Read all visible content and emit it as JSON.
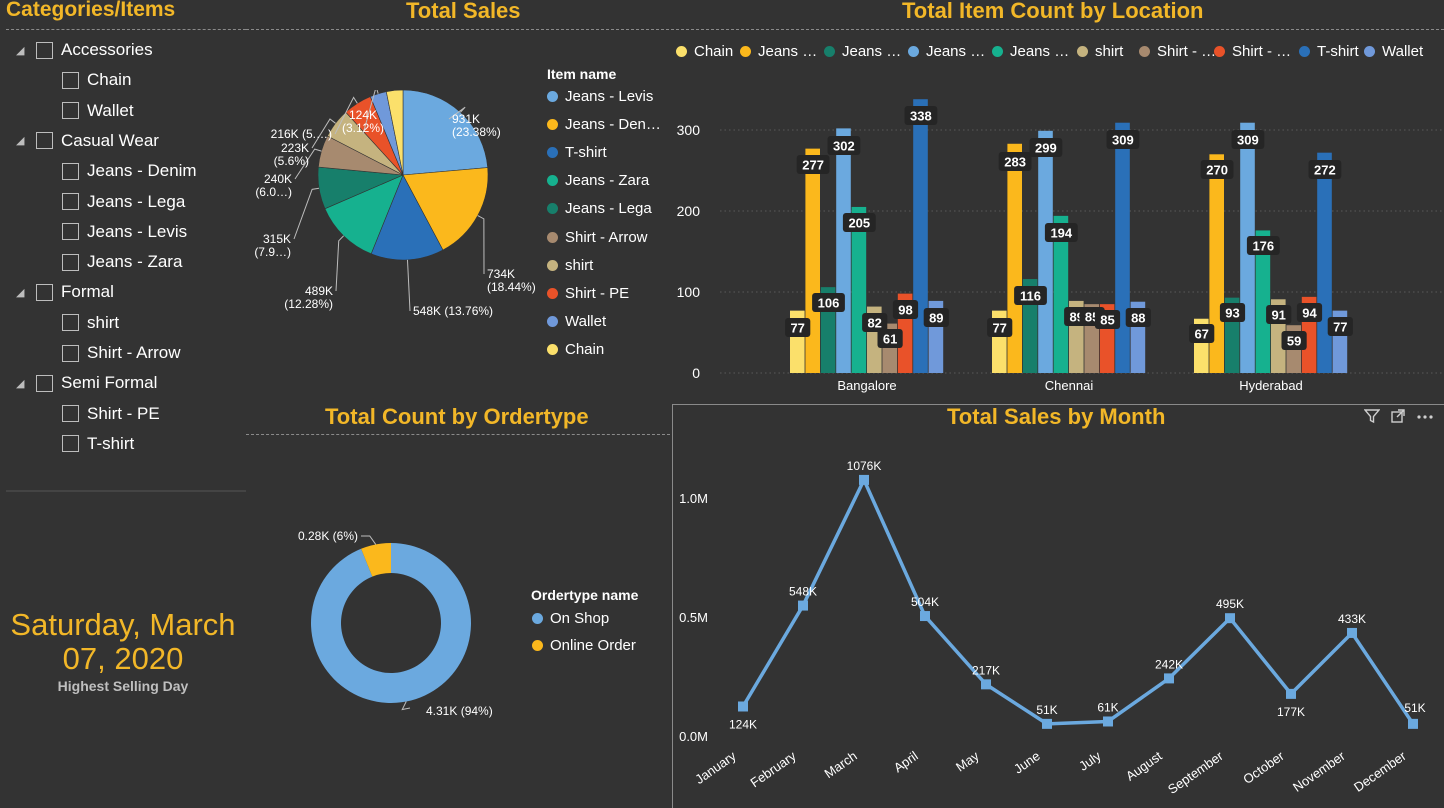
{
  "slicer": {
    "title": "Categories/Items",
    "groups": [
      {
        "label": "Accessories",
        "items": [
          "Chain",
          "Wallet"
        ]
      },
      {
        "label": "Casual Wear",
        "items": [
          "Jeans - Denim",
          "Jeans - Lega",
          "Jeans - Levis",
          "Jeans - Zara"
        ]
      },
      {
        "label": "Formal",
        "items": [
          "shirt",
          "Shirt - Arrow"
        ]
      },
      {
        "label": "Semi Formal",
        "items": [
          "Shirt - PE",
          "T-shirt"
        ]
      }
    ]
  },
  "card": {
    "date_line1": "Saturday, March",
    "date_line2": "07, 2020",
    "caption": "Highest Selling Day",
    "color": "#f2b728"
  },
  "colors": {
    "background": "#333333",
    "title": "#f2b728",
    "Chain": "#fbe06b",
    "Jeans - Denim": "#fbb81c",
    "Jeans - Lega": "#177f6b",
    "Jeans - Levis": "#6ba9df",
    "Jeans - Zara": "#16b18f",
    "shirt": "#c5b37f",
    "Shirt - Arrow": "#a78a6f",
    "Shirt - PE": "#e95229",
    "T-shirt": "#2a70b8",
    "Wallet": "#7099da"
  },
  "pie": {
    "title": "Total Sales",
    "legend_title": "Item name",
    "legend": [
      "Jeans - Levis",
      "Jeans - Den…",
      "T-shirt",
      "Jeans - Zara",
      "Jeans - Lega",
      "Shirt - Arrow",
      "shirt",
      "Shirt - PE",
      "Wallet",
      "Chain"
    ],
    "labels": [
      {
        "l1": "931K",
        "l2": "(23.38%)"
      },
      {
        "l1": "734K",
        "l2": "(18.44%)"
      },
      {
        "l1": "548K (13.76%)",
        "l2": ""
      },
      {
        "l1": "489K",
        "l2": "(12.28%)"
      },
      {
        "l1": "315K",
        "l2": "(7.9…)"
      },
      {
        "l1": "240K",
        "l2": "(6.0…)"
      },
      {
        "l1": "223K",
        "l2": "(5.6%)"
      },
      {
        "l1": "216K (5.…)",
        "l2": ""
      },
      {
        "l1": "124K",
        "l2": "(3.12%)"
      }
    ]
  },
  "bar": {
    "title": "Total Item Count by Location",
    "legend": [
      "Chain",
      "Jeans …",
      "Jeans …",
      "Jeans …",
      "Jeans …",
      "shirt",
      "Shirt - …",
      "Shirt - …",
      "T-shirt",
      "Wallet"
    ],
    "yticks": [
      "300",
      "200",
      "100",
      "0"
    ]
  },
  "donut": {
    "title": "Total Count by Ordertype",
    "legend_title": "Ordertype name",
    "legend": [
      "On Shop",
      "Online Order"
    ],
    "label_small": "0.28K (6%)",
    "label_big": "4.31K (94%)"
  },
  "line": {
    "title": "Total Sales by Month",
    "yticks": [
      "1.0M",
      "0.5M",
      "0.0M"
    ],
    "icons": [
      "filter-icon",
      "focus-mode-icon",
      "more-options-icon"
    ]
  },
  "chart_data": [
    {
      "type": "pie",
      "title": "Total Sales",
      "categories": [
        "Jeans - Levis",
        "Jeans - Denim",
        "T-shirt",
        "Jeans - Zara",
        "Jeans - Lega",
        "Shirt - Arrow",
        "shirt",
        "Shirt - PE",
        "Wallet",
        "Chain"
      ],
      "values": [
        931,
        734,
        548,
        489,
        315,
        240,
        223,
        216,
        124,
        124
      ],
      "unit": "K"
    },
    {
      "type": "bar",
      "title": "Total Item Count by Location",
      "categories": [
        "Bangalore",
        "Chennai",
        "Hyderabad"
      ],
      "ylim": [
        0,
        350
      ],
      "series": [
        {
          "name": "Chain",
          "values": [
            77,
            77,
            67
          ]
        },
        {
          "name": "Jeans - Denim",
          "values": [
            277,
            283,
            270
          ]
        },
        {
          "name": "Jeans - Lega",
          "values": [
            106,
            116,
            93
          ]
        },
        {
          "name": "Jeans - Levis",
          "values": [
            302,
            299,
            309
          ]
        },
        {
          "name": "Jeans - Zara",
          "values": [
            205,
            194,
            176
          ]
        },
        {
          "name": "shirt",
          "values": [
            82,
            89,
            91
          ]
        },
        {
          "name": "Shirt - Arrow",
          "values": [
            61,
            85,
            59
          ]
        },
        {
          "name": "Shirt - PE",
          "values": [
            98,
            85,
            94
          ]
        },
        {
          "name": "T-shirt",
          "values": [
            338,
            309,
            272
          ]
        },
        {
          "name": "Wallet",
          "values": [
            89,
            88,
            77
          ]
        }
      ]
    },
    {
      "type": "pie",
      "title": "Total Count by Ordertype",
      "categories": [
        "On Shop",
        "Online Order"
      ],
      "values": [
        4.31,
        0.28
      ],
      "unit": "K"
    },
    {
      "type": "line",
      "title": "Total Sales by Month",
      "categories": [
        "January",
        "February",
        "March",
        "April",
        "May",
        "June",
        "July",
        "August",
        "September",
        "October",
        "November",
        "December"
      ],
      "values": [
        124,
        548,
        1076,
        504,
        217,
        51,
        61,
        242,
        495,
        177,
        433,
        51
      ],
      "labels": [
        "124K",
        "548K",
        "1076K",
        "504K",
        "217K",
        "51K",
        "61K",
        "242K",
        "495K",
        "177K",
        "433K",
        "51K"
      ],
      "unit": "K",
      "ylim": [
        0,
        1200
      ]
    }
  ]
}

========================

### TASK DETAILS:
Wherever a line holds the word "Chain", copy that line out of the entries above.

### WRITTEN REPLY:
          "Chain",
    "Chain": "#fbe06b",
      "Chain"
      "Chain",
        "Chain"
          "name": "Chain",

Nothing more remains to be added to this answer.